--- TASK MATERIAL Enclosed Below ---
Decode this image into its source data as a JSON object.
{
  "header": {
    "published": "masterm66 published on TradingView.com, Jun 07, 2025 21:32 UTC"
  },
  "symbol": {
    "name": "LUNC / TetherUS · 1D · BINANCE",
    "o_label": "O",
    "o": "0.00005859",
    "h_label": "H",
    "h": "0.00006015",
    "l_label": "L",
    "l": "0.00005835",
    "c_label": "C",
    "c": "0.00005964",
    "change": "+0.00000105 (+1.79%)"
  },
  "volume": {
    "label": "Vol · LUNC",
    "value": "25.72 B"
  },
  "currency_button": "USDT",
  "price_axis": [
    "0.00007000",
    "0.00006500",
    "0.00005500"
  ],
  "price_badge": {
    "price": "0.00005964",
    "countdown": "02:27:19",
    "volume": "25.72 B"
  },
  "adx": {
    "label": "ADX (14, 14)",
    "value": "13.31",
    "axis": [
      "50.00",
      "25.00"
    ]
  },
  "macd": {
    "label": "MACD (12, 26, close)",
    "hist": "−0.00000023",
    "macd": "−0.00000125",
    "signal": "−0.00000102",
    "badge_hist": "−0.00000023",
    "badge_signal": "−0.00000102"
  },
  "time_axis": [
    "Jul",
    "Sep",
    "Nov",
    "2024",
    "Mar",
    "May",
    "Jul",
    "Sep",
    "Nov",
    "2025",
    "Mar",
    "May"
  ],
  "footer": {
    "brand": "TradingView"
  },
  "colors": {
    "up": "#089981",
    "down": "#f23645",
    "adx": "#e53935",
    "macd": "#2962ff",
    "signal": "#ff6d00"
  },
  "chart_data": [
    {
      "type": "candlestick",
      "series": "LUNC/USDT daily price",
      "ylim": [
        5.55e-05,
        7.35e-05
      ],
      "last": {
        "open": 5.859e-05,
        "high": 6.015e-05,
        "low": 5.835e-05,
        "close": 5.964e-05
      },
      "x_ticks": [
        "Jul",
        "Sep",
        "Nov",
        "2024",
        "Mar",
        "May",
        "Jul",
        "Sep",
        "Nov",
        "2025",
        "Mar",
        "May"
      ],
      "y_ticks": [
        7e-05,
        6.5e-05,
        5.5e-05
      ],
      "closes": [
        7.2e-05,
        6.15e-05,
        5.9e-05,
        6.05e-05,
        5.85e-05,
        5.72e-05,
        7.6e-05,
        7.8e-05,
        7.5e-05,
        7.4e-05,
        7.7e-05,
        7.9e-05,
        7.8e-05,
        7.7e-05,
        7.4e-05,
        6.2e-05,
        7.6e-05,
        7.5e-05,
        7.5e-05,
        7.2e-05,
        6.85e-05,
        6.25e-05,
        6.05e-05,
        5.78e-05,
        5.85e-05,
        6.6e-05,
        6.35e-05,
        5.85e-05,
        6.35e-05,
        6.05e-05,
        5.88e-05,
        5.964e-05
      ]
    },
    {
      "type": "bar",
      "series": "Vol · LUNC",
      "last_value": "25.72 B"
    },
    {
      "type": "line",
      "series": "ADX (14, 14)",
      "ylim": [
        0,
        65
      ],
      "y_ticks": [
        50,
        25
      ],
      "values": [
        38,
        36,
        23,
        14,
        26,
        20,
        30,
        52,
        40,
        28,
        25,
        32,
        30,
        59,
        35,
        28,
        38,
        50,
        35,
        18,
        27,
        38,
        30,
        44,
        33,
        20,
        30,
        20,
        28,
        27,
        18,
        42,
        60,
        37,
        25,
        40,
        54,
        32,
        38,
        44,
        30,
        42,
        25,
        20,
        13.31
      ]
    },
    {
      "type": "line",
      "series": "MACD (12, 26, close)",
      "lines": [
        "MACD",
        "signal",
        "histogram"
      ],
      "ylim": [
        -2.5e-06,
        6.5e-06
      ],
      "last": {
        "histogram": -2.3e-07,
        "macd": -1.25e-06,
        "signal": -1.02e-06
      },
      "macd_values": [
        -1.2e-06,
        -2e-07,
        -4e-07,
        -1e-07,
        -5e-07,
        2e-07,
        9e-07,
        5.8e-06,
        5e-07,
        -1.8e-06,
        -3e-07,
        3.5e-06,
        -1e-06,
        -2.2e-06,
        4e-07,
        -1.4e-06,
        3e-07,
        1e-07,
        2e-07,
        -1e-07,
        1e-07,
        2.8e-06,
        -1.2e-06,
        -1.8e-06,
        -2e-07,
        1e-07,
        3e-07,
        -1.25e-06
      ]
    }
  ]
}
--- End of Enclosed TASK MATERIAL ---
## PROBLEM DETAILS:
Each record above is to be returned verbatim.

## TASK ANSWER:
Decode this image into its source data as a JSON object.
{
  "header": {
    "published": "masterm66 published on TradingView.com, Jun 07, 2025 21:32 UTC"
  },
  "symbol": {
    "name": "LUNC / TetherUS · 1D · BINANCE",
    "o_label": "O",
    "o": "0.00005859",
    "h_label": "H",
    "h": "0.00006015",
    "l_label": "L",
    "l": "0.00005835",
    "c_label": "C",
    "c": "0.00005964",
    "change": "+0.00000105 (+1.79%)"
  },
  "volume": {
    "label": "Vol · LUNC",
    "value": "25.72 B"
  },
  "currency_button": "USDT",
  "price_axis": [
    "0.00007000",
    "0.00006500",
    "0.00005500"
  ],
  "price_badge": {
    "price": "0.00005964",
    "countdown": "02:27:19",
    "volume": "25.72 B"
  },
  "adx": {
    "label": "ADX (14, 14)",
    "value": "13.31",
    "axis": [
      "50.00",
      "25.00"
    ]
  },
  "macd": {
    "label": "MACD (12, 26, close)",
    "hist": "−0.00000023",
    "macd": "−0.00000125",
    "signal": "−0.00000102",
    "badge_hist": "−0.00000023",
    "badge_signal": "−0.00000102"
  },
  "time_axis": [
    "Jul",
    "Sep",
    "Nov",
    "2024",
    "Mar",
    "May",
    "Jul",
    "Sep",
    "Nov",
    "2025",
    "Mar",
    "May"
  ],
  "footer": {
    "brand": "TradingView"
  },
  "colors": {
    "up": "#089981",
    "down": "#f23645",
    "adx": "#e53935",
    "macd": "#2962ff",
    "signal": "#ff6d00"
  },
  "chart_data": [
    {
      "type": "candlestick",
      "series": "LUNC/USDT daily price",
      "ylim": [
        5.55e-05,
        7.35e-05
      ],
      "last": {
        "open": 5.859e-05,
        "high": 6.015e-05,
        "low": 5.835e-05,
        "close": 5.964e-05
      },
      "x_ticks": [
        "Jul",
        "Sep",
        "Nov",
        "2024",
        "Mar",
        "May",
        "Jul",
        "Sep",
        "Nov",
        "2025",
        "Mar",
        "May"
      ],
      "y_ticks": [
        7e-05,
        6.5e-05,
        5.5e-05
      ],
      "closes": [
        7.2e-05,
        6.15e-05,
        5.9e-05,
        6.05e-05,
        5.85e-05,
        5.72e-05,
        7.6e-05,
        7.8e-05,
        7.5e-05,
        7.4e-05,
        7.7e-05,
        7.9e-05,
        7.8e-05,
        7.7e-05,
        7.4e-05,
        6.2e-05,
        7.6e-05,
        7.5e-05,
        7.5e-05,
        7.2e-05,
        6.85e-05,
        6.25e-05,
        6.05e-05,
        5.78e-05,
        5.85e-05,
        6.6e-05,
        6.35e-05,
        5.85e-05,
        6.35e-05,
        6.05e-05,
        5.88e-05,
        5.964e-05
      ]
    },
    {
      "type": "bar",
      "series": "Vol · LUNC",
      "last_value": "25.72 B"
    },
    {
      "type": "line",
      "series": "ADX (14, 14)",
      "ylim": [
        0,
        65
      ],
      "y_ticks": [
        50,
        25
      ],
      "values": [
        38,
        36,
        23,
        14,
        26,
        20,
        30,
        52,
        40,
        28,
        25,
        32,
        30,
        59,
        35,
        28,
        38,
        50,
        35,
        18,
        27,
        38,
        30,
        44,
        33,
        20,
        30,
        20,
        28,
        27,
        18,
        42,
        60,
        37,
        25,
        40,
        54,
        32,
        38,
        44,
        30,
        42,
        25,
        20,
        13.31
      ]
    },
    {
      "type": "line",
      "series": "MACD (12, 26, close)",
      "lines": [
        "MACD",
        "signal",
        "histogram"
      ],
      "ylim": [
        -2.5e-06,
        6.5e-06
      ],
      "last": {
        "histogram": -2.3e-07,
        "macd": -1.25e-06,
        "signal": -1.02e-06
      },
      "macd_values": [
        -1.2e-06,
        -2e-07,
        -4e-07,
        -1e-07,
        -5e-07,
        2e-07,
        9e-07,
        5.8e-06,
        5e-07,
        -1.8e-06,
        -3e-07,
        3.5e-06,
        -1e-06,
        -2.2e-06,
        4e-07,
        -1.4e-06,
        3e-07,
        1e-07,
        2e-07,
        -1e-07,
        1e-07,
        2.8e-06,
        -1.2e-06,
        -1.8e-06,
        -2e-07,
        1e-07,
        3e-07,
        -1.25e-06
      ]
    }
  ]
}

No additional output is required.